Updated: Thursday, 19th April 2018 @ 7:17am

General Election 2017: As you were in Trafford as Brady and Green retain seats

General Election 2017: As you were in Trafford as Brady and Green retain seats

| By Gerard Griffith

On an election night which saw a number of electoral shocks across the country, results were much more predictable in Trafford where both incumbent MPs retained their seats.

With a strong turnout in Stretford and Urmston and in Sale and Altrincham West, Labour's Kate Green and the Conservatives' Graham Brady both won strong victories in their respective constituencies.

Brady won more than 50% of the vote in Altrincham and Sale while Kate Green took nearly 67% of the votes cast in Stretford and Urmston. 

The other parties performed poorly, the strongest of the candidates being Jane Brophy for the Liberal Democrats in Altrincham and Sale West who won just over 4000 votes

Despite being as far as 20 points behind in the polls at one point during the campaign, Labour’s success over the country was mirrored in Stretford and Urmston where Green increased her vote by more than 13%.

And she said she felt the result there was indicative of the mood across the country.

She said: "“Tonight we saw a remarkable and dramatic set of results right across the country. We are seeing people across the land calling for change.” 

In Altrincham and Sale West, the losing Labour candidate Andrew Western fought a strong campaign and won more than 20,000 votes. 

Labour’s share of the vote was up 12% on the election of 2015 but it wasn’t enough for him to pip Brady, who is sure to be busy as an influential member of the Tories backbench.

Western said he was disappointed not to win the seat but said that a vote for him had been a vote 'for a government led by the principles of fairness and equality'.

While Brady is celebrating his sixth election victory, he did express concern about the national result.

He said: “It’s almost the worst possible outcome for the country when it’s faced by the challenge of its future relationship with the European Union in ten days time.”

When asked if the election was a mistake, he said it was necessary for two reasons: to prevent an unelected House of Lords from interfering in the Brexit process and to give the government a “Longer term to deal with complex issues” of Brexit negotiations.

He stated that his main aim locally is to maintain the quality of life and the education facilities available to the constituents of Sale and Altrincham. 

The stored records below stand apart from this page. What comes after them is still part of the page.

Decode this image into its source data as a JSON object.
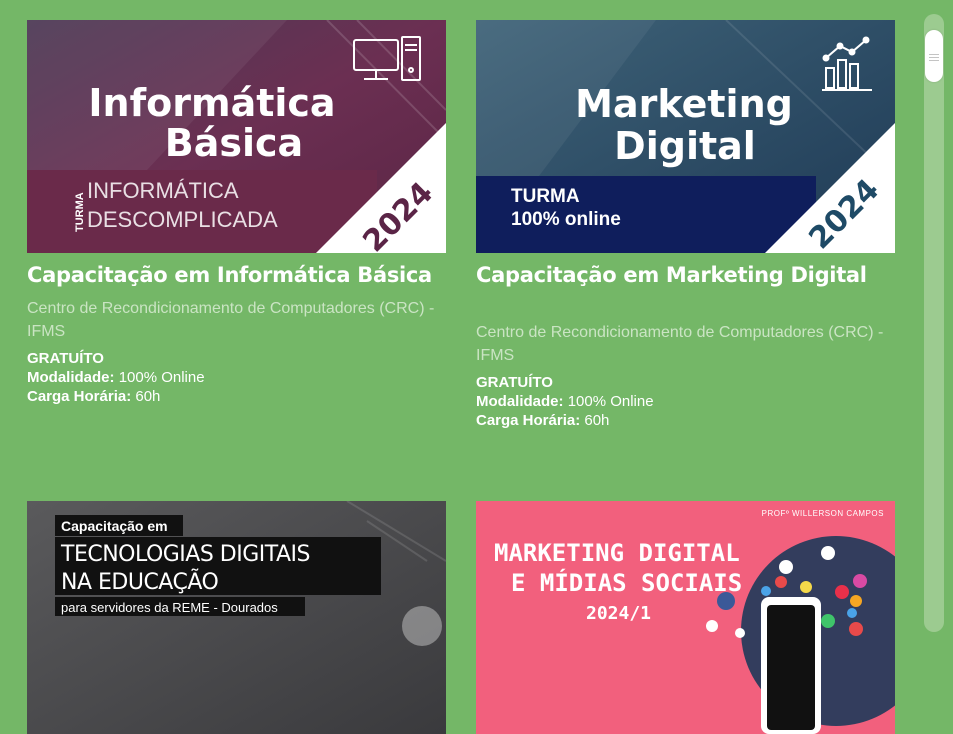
{
  "courses": [
    {
      "banner": {
        "heading_line1": "Informática",
        "heading_line2": "Básica",
        "turma_label": "TURMA",
        "subtitle_line1": "INFORMÁTICA",
        "subtitle_line2": "DESCOMPLICADA",
        "year": "2024",
        "icon": "computer-icon"
      },
      "title": "Capacitação em Informática Básica",
      "org": "Centro de Recondicionamento de Computadores (CRC) - IFMS",
      "price": "GRATUÍTO",
      "modality_label": "Modalidade:",
      "modality_value": "100% Online",
      "workload_label": "Carga Horária:",
      "workload_value": "60h"
    },
    {
      "banner": {
        "heading_line1": "Marketing",
        "heading_line2": "Digital",
        "turma_line1": "TURMA",
        "turma_line2": "100% online",
        "year": "2024",
        "icon": "bar-chart-icon"
      },
      "title": "Capacitação em Marketing Digital",
      "org": "Centro de Recondicionamento de Computadores (CRC) - IFMS",
      "price": "GRATUÍTO",
      "modality_label": "Modalidade:",
      "modality_value": "100% Online",
      "workload_label": "Carga Horária:",
      "workload_value": "60h"
    },
    {
      "banner": {
        "kicker": "Capacitação em",
        "heading_line1": "TECNOLOGIAS DIGITAIS",
        "heading_line2": "NA EDUCAÇÃO",
        "subtitle": "para servidores da REME - Dourados"
      }
    },
    {
      "banner": {
        "author": "PROFº WILLERSON CAMPOS",
        "heading_line1": "MARKETING DIGITAL",
        "heading_line2": "E MÍDIAS SOCIAIS",
        "semester": "2024/1"
      }
    }
  ],
  "colors": {
    "page_bg": "#74b767",
    "banner1_bg": "#5e2a48",
    "banner2_bg": "#2e4f68",
    "banner2_band": "#0f1e5c",
    "banner4_bg": "#f2607d"
  }
}
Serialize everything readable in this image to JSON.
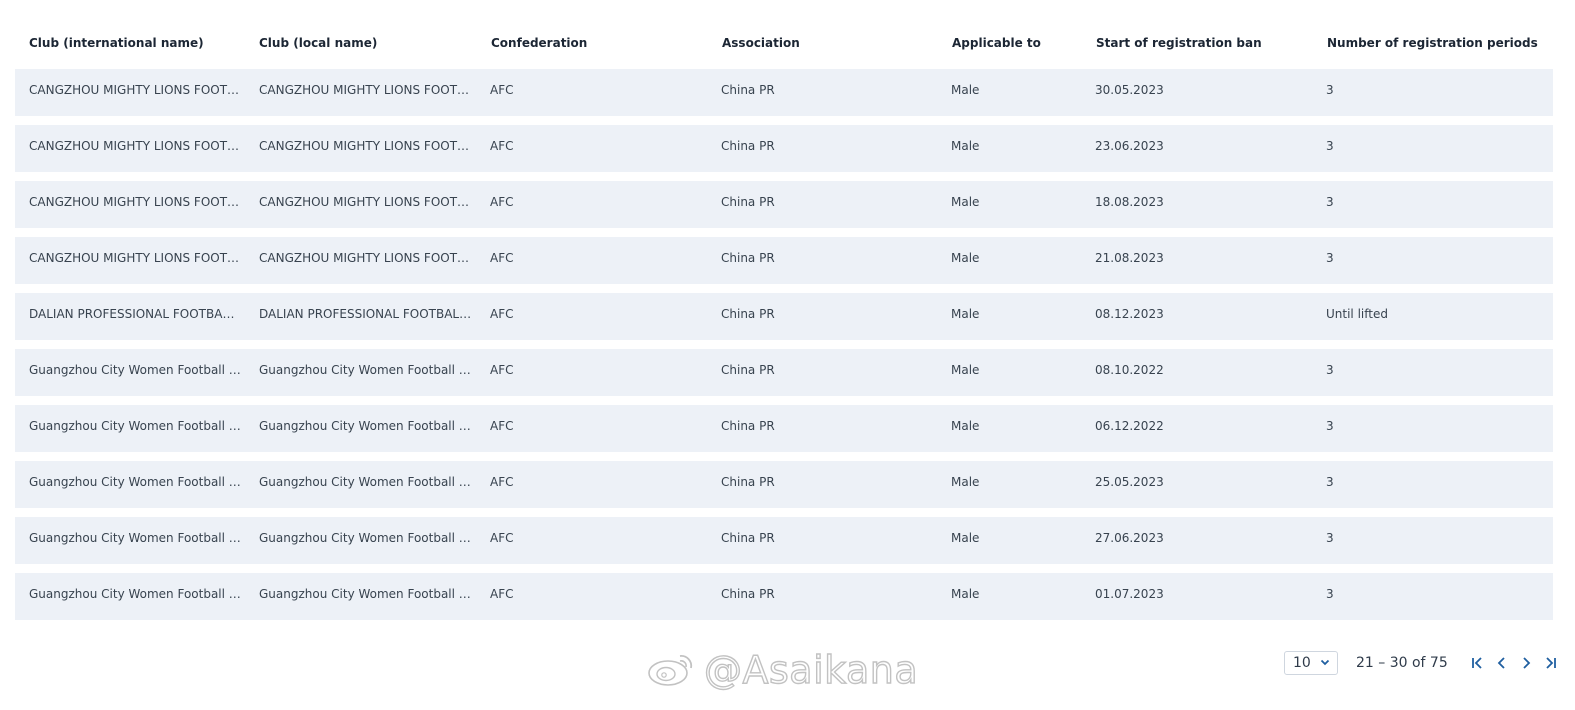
{
  "table": {
    "headers": [
      "Club (international name)",
      "Club (local name)",
      "Confederation",
      "Association",
      "Applicable to",
      "Start of registration ban",
      "Number of registration periods"
    ],
    "rows": [
      [
        "CANGZHOU MIGHTY LIONS FOOTB...",
        "CANGZHOU MIGHTY LIONS FOOTB...",
        "AFC",
        "China PR",
        "Male",
        "30.05.2023",
        "3"
      ],
      [
        "CANGZHOU MIGHTY LIONS FOOTB...",
        "CANGZHOU MIGHTY LIONS FOOTB...",
        "AFC",
        "China PR",
        "Male",
        "23.06.2023",
        "3"
      ],
      [
        "CANGZHOU MIGHTY LIONS FOOTB...",
        "CANGZHOU MIGHTY LIONS FOOTB...",
        "AFC",
        "China PR",
        "Male",
        "18.08.2023",
        "3"
      ],
      [
        "CANGZHOU MIGHTY LIONS FOOTB...",
        "CANGZHOU MIGHTY LIONS FOOTB...",
        "AFC",
        "China PR",
        "Male",
        "21.08.2023",
        "3"
      ],
      [
        "DALIAN PROFESSIONAL FOOTBALL ...",
        "DALIAN PROFESSIONAL FOOTBALL ...",
        "AFC",
        "China PR",
        "Male",
        "08.12.2023",
        "Until lifted"
      ],
      [
        "Guangzhou City Women Football Cl...",
        "Guangzhou City Women Football Cl...",
        "AFC",
        "China PR",
        "Male",
        "08.10.2022",
        "3"
      ],
      [
        "Guangzhou City Women Football Cl...",
        "Guangzhou City Women Football Cl...",
        "AFC",
        "China PR",
        "Male",
        "06.12.2022",
        "3"
      ],
      [
        "Guangzhou City Women Football Cl...",
        "Guangzhou City Women Football Cl...",
        "AFC",
        "China PR",
        "Male",
        "25.05.2023",
        "3"
      ],
      [
        "Guangzhou City Women Football Cl...",
        "Guangzhou City Women Football Cl...",
        "AFC",
        "China PR",
        "Male",
        "27.06.2023",
        "3"
      ],
      [
        "Guangzhou City Women Football Cl...",
        "Guangzhou City Women Football Cl...",
        "AFC",
        "China PR",
        "Male",
        "01.07.2023",
        "3"
      ]
    ]
  },
  "pagination": {
    "page_size": "10",
    "range_label": "21 – 30 of 75",
    "icons": [
      "first-page-icon",
      "previous-page-icon",
      "next-page-icon",
      "last-page-icon"
    ]
  },
  "watermark": {
    "text": "@Asaikana",
    "icon": "weibo-logo-icon"
  },
  "colors": {
    "row_background": "#edf1f7",
    "nav_icon": "#1f5fa0"
  }
}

Taking a similar line to some of his colleague, Brady admitted that it would be a tough job to unite the country but was confident that it would be the Conservative Party governing the country.